For further reading, please see my articles, A Cornucopia of Codecs and Codecs Continued.

Just when you thought that there were enough codecs to last us a lifetime, another one jumps into the spotlight for its 15-minutes of fame. That codec is Opus and for the next page or so I hope to clue you in as to what it is and why it exists.

Compared to G.711 which has been around since 1972, Opus is still an infant. It was specified by the Internet Engineering Taskforce (IETF) in 2012, but because of its association with WebRTC, there is a lot of interest in Opus. Some of that interest is based on the technical merits of Opus, some because it has been proclaimed to be open-source, and some, frankly, because Google is so enamored with it.

History Lesson

Before I delve into these three areas, let’s first take a look at the history of Opus.

Opus actually comes from two independent efforts – SILK and CELT. SILK comes from Skype and was created to be a wide-band codec that supported a variety of sampling frequencies (8, 12, 16, and 25 kHz) and bit rates (6 to 40 kbits/s). SILK’s primary use was for human speech. CELT was developed by xiph.org as a way to compress and transmit music with very little delay.

Opus incorporated the best aspects of these two codecs as a way to transmit music and speech over the Internet.

The Technical Merits of Opus

I took these numbers directly from the opus-codec.org homepage:

  • Bit-rates from 6 kb/s to 510 kb/s
  • Sampling rates from 8 kHz (narrowband) to 48 kHz (fullband)
  • Frame sizes from 2.5 ms to 60 ms
  • Support for both constant bit-rate (CBR) and variable bit-rate (VBR)
  • Audio bandwidth from narrowband to fullband
  • Support for speech and music
  • Support for mono and stereo
  • Support for up to 255 channels (multistream frames)
  • Dynamically adjustable bitrate, audio bandwidth, and frame size
  • Good loss robustness and packet loss concealment (PLC)
  • Floating point and fixed-point implementation

In English, Opus is an extremely flexible, lossy (some data is lost during compression and decompression) codec that can be used for low bit rate VoIP that outperforms existing codecs such as G.729 and speex. At the same time, it supports high fidelity music with a quality that surpasses mp3.

Open Source

Opus was designed to be an IETF standard with algorithms that are openly documented and a published reference implementation. However, Broadcom and xiph.org own software patents on some of the CELT algorithms and Skype (i.e. Microsoft) owns patents on some of the SILK algorithms. All three organizations have pledged to make them royalty free for use with Opus once the codec has been accepted as an IETF standard, but they also reserve the right to make use of their patents to defend against infringement suits.
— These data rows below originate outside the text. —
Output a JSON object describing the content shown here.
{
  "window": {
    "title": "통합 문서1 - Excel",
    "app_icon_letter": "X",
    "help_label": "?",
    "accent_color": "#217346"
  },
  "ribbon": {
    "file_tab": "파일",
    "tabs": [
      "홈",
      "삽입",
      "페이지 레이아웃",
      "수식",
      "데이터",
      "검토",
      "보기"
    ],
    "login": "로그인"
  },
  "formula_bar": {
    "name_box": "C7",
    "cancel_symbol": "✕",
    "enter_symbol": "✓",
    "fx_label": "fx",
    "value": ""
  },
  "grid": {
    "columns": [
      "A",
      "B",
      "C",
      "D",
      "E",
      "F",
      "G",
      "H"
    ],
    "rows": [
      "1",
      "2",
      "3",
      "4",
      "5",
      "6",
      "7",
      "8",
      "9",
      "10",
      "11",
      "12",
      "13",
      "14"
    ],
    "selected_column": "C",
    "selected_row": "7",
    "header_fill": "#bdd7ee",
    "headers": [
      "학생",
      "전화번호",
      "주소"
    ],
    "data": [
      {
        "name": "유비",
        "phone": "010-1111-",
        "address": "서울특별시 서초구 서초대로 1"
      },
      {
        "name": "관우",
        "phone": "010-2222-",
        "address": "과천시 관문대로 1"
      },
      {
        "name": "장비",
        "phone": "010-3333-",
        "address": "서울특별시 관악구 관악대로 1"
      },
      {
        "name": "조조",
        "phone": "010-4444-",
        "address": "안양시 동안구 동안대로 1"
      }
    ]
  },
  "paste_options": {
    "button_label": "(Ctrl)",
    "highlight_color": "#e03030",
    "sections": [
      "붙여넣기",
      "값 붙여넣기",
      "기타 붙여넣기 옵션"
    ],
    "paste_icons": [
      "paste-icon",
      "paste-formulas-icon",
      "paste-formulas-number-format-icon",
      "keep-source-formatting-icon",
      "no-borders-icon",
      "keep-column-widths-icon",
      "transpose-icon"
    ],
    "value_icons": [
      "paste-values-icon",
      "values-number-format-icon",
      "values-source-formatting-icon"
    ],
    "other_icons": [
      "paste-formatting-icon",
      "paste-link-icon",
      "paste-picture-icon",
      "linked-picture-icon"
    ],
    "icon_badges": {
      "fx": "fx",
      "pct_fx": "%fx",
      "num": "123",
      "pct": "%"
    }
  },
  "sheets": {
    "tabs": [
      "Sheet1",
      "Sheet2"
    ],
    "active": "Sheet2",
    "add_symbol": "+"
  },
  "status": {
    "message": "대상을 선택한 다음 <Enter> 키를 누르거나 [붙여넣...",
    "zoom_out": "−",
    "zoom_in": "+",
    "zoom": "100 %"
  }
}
So, open source and patent free to a point. I am no lawyer, but I also have great faith in the IETF and if they are comfortable with this arrangement, then who am I to question it.

Google

The fact that Google has hitched its wagon to Opus isn’t something we can ignore. As one of the major drivers of WebRTC, Google has a lot of sway in its development and adoption. Having Opus as the default codec in Chrome is a big deal.

Of course, Google isn’t the only force driving WebRTC. Mozilla supports Opus for WebRTC in Firefox and since Chrome and Firefox are the two predominant WebRTC browsers, the Opus exposure is huge.

Final Thoughts

From everything I’ve read and heard, Opus is here to stay. In fact, I recently spoke with the WebRTC team at AudioCodes and they told me that they run native Opus in their 420HD and 440HD phones. This means that you can create a WebRTC call from a browser to one of their phones without having to transcode. I expect that other vendors will follow along that same path and Opus will make its way into aspects of VoIP that have nothing to do with WebRTC. And you know me, I love unified communications when it is truly unified.